‘This is how we chose our bicycles’ is the second part of the part of the series “This is how… by TwistingSpokes.com”. How to choose a touring bicycle is maybe the most covered subject about bicycle traveling, so again we will not talk about how to choose a touring bicycle but rather give you an insight on how we chose our bicycles.

We both had decent bicycles already and they were fine for the small trips we had done prior to deciding we wanted to travel long term by bicycle. So we set out on a mission that would take us around 6 months before we had our new bicycles in hand.

The bicycles we already had were from the brand Cube from their series of touring bicycles, they were both 28 inch wheels with aluminum frames. We never had any issues with these bikes just not sure if they would be up for the task of a multiple year journey through some of the remotest places you can cycle. Also the comfort level could be increased. Decision was made we needed new bicycles.

We read many blogs and looked at websites of bicycle manufactures. We were living in the Netherlands where bicycle touring is quite developed and there is a range of brands. We did consider the possibility of building our own bicycles but due to the fact that we were both very busy in our jobs at that time we decided to look for a ready to go bicycle from a Dutch brand.

Experience from the last 19000km has proven that you can ride any bicycle and make it! We have met Trikes, Tandems, 28′ skinny tires, folding bicycles, secondhand, really the whole range and they all had a blast! 

The price range was also important for our decision making. As we wanted a really strong set up we were willing to pay a bit more and hopefully get a strong bicycle, with less issues along the way. We found out that there are a few classes of bicycles and the price follows very steep. At the time of our research on bicycles we had the opportunity to see and test most Dutch brands at an exhibition called the “Fiets en Wandelbeurs”. This is an exhibition focused on cycling and hiking so a pretty good place to see new gear and meet the people behind the brands.

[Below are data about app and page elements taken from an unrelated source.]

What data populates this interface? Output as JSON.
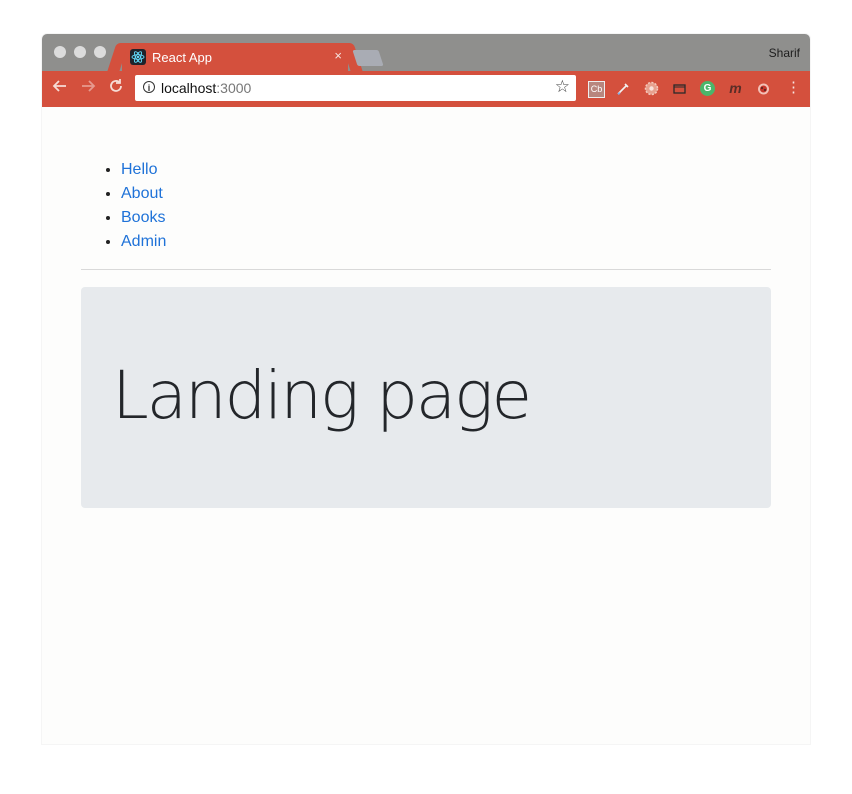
{
  "browser": {
    "tab_title": "React App",
    "tab_close": "×",
    "profile_name": "Sharif",
    "url_host": "localhost",
    "url_port": ":3000",
    "accent_color": "#d4503d",
    "extensions": [
      "Cb",
      "pipette-icon",
      "gear-badge-icon",
      "window-icon",
      "grammarly-icon",
      "m-icon",
      "ladybug-icon"
    ]
  },
  "nav": {
    "items": [
      {
        "label": "Hello"
      },
      {
        "label": "About"
      },
      {
        "label": "Books"
      },
      {
        "label": "Admin"
      }
    ]
  },
  "main": {
    "heading": "Landing page"
  }
}
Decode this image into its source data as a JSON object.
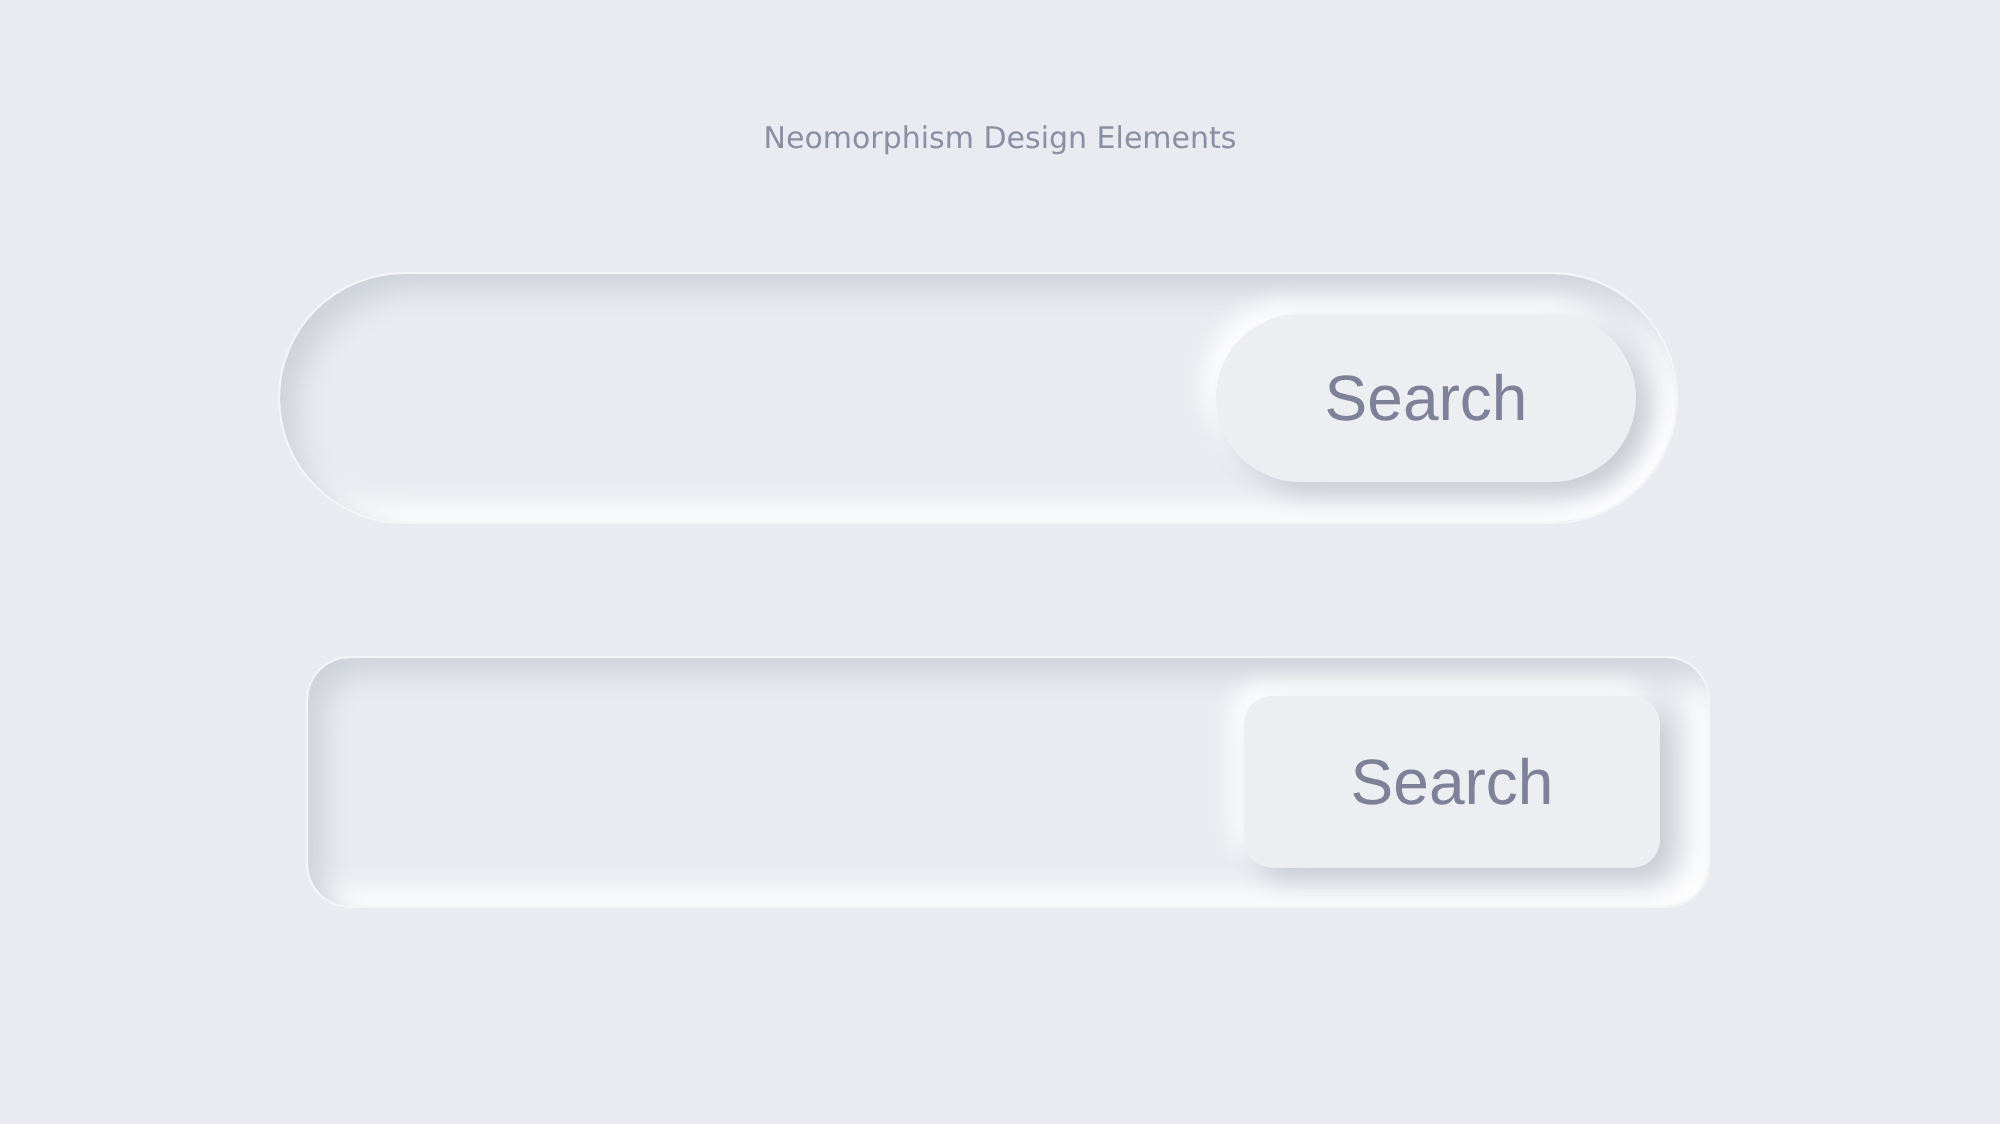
{
  "title": "Neomorphism Design Elements",
  "search_bars": [
    {
      "kind": "pill",
      "button": "Search"
    },
    {
      "kind": "rounded",
      "button": "Search"
    }
  ]
}
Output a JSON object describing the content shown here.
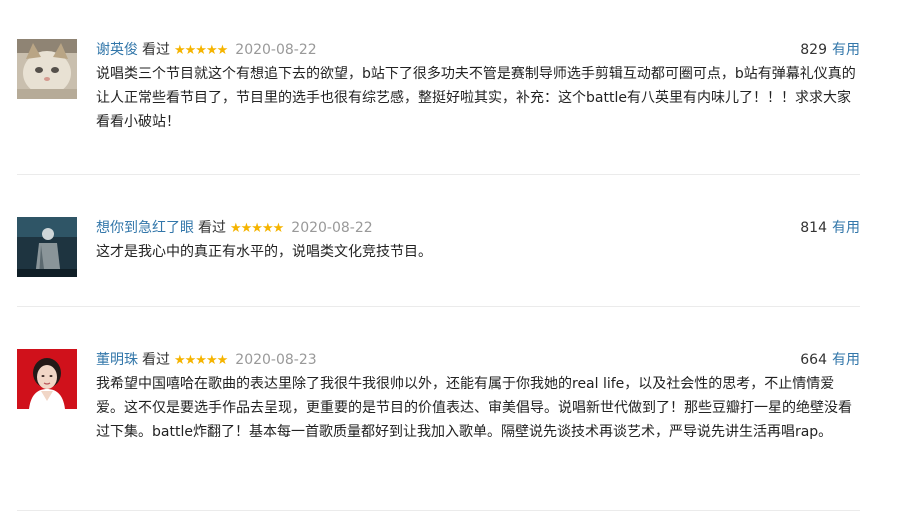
{
  "reviews": [
    {
      "author": "谢英俊",
      "status": "看过",
      "rating_stars": 5,
      "stars_text": "★★★★★",
      "date": "2020-08-22",
      "votes": "829",
      "vote_label": "有用",
      "avatar_icon": "kitten-photo",
      "content": "说唱类三个节目就这个有想追下去的欲望，b站下了很多功夫不管是赛制导师选手剪辑互动都可圈可点，b站有弹幕礼仪真的让人正常些看节目了，节目里的选手也很有综艺感，整挺好啦其实，补充：这个battle有八英里有内味儿了！！！求求大家看看小破站！"
    },
    {
      "author": "想你到急红了眼",
      "status": "看过",
      "rating_stars": 5,
      "stars_text": "★★★★★",
      "date": "2020-08-22",
      "votes": "814",
      "vote_label": "有用",
      "avatar_icon": "stage-performer-photo",
      "content": "这才是我心中的真正有水平的，说唱类文化竞技节目。"
    },
    {
      "author": "董明珠",
      "status": "看过",
      "rating_stars": 5,
      "stars_text": "★★★★★",
      "date": "2020-08-23",
      "votes": "664",
      "vote_label": "有用",
      "avatar_icon": "woman-portrait-red-background",
      "content": "我希望中国嘻哈在歌曲的表达里除了我很牛我很帅以外，还能有属于你我她的real life，以及社会性的思考，不止情情爱爱。这不仅是要选手作品去呈现，更重要的是节目的价值表达、审美倡导。说唱新世代做到了！那些豆瓣打一星的绝壁没看过下集。battle炸翻了！基本每一首歌质量都好到让我加入歌单。隔壁说先谈技术再谈艺术，严导说先讲生活再唱rap。"
    }
  ],
  "colors": {
    "link": "#3377aa",
    "star": "#f5b400",
    "date": "#999999",
    "divider": "#ebebeb"
  }
}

We had read many good reviews and blogs about Santos bikes and we did very fast fall in love with the Travelmaster design, features and customizing options. Although we already had an eye for Santos bikes we tried to open our minds to other brands in the same price range. The brands we looked at were Avaghon from Bike4travel.nl, a really nice bicycle with many options and for sure up for the task! The other brand was a German brand but widely available in the Netherlands called VSF Fahrradmanufaktur also a good bicycle a price class lower than Santos and Avaghon.

There are a few technical aspects which we had to make a decision on Aluminum vs Steel and Derailer vs Rohloff. We read up on the issues with frames and could see that frame breaks do occur but quite rare, modern steel bicycles have a very thin metal frame which is not easy to weld so this makes it almost as difficult as finding a guy who could weld an aluminum frame. So on the frame choice we made a personal choice as there are pros and cons on both sides. Derailer vs Rohloff yes a widely discussed subject, we wanted simple and being able to fix it ourselves on route so for sure we went with the derailer.

The VSF Fahrradmanufaktur style of riding was not as well performing for us as the Santos and Avaghon so we were now down to 2 brands. We went to a few different bicycle shops in the Netherlands and had a chat about the bicycles and tested them with their set up. We decided that it would be nice to have the bicycle shop close by in the start up phase with our new bicycles and focused on Bike4travel.nl as they are located in Rotterdam.

We went there a few times before we decided on the Santos bicycles, we were happy to have made the choice and could now focus on getting the right set up. At the shop Marco and co. did a good job on helping us getting the measurements done, the colors chosen and the bicycles ordered. We chose a set up with derailer and not a Rohloff hub because we wanted to be able to fix everything ourselves. Also the initial cost of the Rohloff is quite steep. We think that in the long run the cost of both is about the same, but the cost for a derailer system is more spread out. We have made the right choice for us. Our bicycles now have names and we are very very happy with Mojo and Isaba. They are really our partners on this journey and we have many conversations with them on our cycling days 🙂

As you know we have cycled more than 19000km on this journey and around 4000km before we left so 23000km on the bicycles and we have had very little issues along the way so a great bicycle: the Travelmaster from santos bikes!

List of changes, issues and how they were fixed:

Read more in our review of the Santos travelmaster

  • Pressure leaking from break handle Mojo
  • Complete change of cassette, chain and break pads – done by Bisiklet Gezgini, Istanbul
  • Broken anti overturning handle bar stopper Mojo – fixed by Bisiklet Gezgini in Istanbul on warranty
  • Change of tires – done by ourselves in Mardin, Turkey
  • Breaks pads changed – Bishkek, Kyrgyzstan
  • Change to winter tires – Almaty, Kazakhstan and back to normal tires in Ulaanbaatar, Mongolia
  • Broken front derailer cable Isaba – changed in the Gobi with spare by ourselves
  • of course a few flat tires along the way which we fixed on the spot.